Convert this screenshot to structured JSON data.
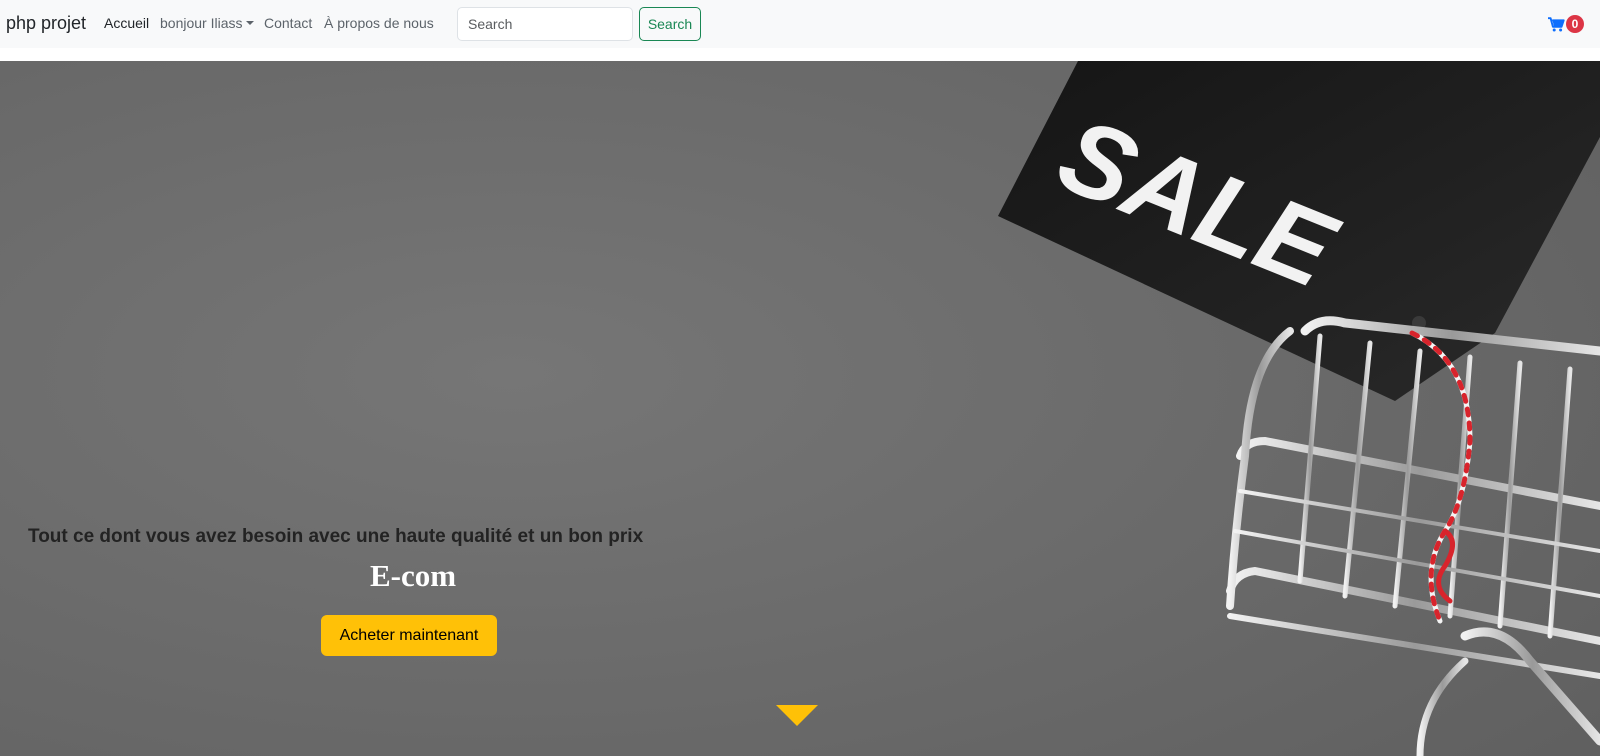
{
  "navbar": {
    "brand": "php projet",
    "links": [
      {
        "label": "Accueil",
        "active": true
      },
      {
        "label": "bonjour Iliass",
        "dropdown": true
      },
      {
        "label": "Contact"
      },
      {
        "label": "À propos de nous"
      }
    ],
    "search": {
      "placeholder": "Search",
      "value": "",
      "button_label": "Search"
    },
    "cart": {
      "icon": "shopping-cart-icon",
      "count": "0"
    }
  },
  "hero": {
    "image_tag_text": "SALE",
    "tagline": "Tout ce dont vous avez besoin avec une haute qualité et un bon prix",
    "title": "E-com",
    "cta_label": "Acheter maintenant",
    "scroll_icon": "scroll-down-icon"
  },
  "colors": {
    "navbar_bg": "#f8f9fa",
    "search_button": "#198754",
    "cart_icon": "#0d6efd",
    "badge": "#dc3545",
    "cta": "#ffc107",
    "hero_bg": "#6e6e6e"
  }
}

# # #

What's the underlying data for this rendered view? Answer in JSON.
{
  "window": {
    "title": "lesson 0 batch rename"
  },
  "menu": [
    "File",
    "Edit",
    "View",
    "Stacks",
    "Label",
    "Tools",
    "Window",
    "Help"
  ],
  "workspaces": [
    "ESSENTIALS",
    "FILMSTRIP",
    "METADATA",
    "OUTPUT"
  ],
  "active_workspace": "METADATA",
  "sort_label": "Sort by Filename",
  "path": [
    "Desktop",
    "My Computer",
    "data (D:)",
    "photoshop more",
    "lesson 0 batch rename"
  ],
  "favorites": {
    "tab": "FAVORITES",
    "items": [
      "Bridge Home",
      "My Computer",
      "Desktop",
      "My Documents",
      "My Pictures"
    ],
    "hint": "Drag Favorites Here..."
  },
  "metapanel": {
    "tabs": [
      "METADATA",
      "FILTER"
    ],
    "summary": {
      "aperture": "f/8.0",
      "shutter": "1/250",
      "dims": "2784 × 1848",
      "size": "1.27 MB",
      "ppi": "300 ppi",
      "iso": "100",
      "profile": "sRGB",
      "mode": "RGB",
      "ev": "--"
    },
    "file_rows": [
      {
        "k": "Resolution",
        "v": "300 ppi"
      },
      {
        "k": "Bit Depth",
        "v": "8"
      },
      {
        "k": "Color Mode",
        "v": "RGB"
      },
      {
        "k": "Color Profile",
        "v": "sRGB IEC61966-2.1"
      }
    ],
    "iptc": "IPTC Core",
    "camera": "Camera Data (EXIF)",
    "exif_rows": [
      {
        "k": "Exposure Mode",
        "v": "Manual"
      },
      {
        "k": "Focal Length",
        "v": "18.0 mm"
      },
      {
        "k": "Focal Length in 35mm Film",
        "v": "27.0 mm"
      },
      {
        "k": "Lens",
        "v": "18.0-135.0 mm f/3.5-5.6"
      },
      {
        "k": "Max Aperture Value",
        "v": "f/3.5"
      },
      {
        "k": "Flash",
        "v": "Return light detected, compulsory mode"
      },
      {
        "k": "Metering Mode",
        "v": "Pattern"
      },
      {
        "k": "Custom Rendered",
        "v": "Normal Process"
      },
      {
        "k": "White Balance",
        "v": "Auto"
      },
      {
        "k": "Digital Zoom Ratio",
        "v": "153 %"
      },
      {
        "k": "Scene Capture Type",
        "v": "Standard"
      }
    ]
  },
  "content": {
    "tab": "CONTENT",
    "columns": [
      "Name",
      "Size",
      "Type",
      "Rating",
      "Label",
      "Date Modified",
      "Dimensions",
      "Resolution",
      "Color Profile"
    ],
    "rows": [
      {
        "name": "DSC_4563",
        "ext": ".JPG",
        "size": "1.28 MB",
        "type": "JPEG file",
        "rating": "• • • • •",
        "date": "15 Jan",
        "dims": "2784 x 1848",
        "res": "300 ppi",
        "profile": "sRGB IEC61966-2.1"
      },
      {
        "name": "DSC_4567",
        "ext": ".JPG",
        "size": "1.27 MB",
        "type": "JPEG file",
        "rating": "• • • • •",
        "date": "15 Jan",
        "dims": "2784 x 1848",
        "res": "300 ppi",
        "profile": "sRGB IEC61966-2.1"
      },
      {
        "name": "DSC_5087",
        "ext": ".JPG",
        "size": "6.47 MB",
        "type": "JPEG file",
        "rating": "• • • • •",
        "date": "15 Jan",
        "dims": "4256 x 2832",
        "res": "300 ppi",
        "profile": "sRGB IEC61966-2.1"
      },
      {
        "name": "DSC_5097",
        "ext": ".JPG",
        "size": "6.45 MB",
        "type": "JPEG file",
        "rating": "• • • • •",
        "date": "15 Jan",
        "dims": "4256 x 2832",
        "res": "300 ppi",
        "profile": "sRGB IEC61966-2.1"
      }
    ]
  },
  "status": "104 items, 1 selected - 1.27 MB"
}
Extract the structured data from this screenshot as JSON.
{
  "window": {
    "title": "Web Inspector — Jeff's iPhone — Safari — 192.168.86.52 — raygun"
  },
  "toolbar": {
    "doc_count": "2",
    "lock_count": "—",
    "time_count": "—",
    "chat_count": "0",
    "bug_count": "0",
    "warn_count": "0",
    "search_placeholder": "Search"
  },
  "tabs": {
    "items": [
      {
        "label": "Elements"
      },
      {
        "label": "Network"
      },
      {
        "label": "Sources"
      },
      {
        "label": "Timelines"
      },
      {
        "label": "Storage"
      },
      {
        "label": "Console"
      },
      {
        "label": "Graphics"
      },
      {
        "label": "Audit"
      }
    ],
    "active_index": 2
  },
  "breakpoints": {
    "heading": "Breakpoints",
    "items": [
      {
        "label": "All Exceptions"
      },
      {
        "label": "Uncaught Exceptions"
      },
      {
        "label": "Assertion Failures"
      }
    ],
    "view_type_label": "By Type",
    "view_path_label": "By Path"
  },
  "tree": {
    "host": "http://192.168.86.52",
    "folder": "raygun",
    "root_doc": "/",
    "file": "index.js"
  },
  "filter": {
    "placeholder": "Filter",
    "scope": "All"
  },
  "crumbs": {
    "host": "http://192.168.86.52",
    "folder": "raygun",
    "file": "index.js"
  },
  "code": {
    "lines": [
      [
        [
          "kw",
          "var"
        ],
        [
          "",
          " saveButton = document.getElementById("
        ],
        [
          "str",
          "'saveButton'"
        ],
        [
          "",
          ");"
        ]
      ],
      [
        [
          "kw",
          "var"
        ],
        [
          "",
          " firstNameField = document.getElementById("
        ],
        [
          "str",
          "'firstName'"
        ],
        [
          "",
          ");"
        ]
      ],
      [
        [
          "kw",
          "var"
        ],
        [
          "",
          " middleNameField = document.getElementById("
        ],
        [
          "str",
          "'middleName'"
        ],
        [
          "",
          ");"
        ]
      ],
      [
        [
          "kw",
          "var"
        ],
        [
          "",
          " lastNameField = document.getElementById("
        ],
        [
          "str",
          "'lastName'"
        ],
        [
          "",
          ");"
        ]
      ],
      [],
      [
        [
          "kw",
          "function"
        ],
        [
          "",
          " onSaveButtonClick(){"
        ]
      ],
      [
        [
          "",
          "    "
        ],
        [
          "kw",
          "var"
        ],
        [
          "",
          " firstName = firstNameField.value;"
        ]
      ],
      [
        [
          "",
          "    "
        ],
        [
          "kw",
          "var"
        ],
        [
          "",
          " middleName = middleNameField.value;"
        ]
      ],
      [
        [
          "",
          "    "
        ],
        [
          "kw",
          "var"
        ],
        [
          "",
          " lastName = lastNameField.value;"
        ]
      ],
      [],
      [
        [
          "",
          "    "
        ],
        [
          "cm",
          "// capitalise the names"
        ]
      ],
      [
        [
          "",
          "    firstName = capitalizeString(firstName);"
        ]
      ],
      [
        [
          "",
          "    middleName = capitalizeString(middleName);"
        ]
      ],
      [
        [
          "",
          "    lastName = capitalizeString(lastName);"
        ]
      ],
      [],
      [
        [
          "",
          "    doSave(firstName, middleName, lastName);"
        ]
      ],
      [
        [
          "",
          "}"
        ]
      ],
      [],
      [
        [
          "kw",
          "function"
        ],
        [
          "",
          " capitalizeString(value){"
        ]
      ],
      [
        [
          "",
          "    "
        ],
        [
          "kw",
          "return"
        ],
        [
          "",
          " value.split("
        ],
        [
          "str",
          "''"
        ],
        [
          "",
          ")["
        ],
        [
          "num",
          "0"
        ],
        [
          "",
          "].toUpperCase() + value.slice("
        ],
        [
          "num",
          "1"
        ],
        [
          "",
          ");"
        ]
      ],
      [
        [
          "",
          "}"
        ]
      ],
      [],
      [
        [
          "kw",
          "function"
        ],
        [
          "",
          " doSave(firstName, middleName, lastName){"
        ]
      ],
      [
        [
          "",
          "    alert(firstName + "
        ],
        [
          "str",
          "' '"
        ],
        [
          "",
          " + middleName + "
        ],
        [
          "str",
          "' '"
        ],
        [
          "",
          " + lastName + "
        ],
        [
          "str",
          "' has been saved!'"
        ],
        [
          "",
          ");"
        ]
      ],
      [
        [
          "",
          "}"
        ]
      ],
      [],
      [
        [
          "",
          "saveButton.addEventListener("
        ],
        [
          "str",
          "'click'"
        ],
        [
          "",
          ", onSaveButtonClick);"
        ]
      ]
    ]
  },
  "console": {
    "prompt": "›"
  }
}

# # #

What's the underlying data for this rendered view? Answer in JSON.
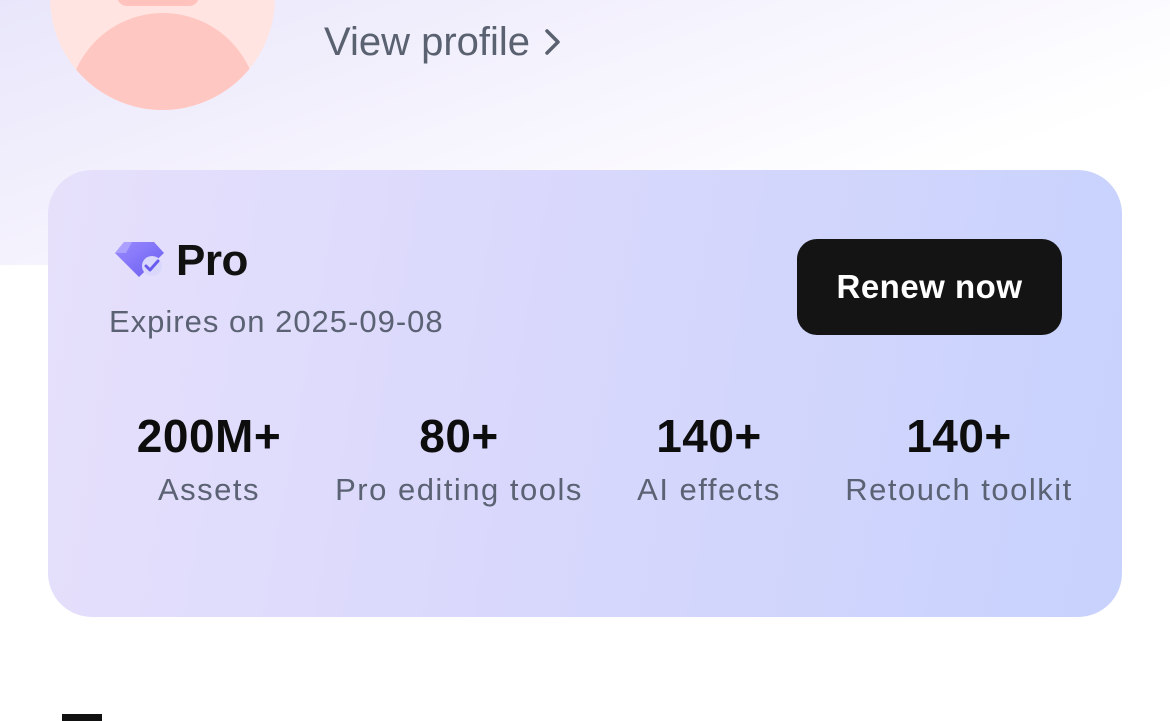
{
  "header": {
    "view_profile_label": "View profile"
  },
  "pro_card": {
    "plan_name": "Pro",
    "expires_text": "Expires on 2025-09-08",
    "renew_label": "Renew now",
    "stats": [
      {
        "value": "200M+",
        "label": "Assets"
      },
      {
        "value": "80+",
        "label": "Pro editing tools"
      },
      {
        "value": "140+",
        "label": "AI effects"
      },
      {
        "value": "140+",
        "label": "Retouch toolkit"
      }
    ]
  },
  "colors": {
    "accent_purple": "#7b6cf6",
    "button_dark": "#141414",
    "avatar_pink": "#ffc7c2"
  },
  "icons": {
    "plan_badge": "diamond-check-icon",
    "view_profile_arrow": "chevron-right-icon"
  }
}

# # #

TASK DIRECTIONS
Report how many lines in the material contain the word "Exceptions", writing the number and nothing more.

TASK SOLUTION
2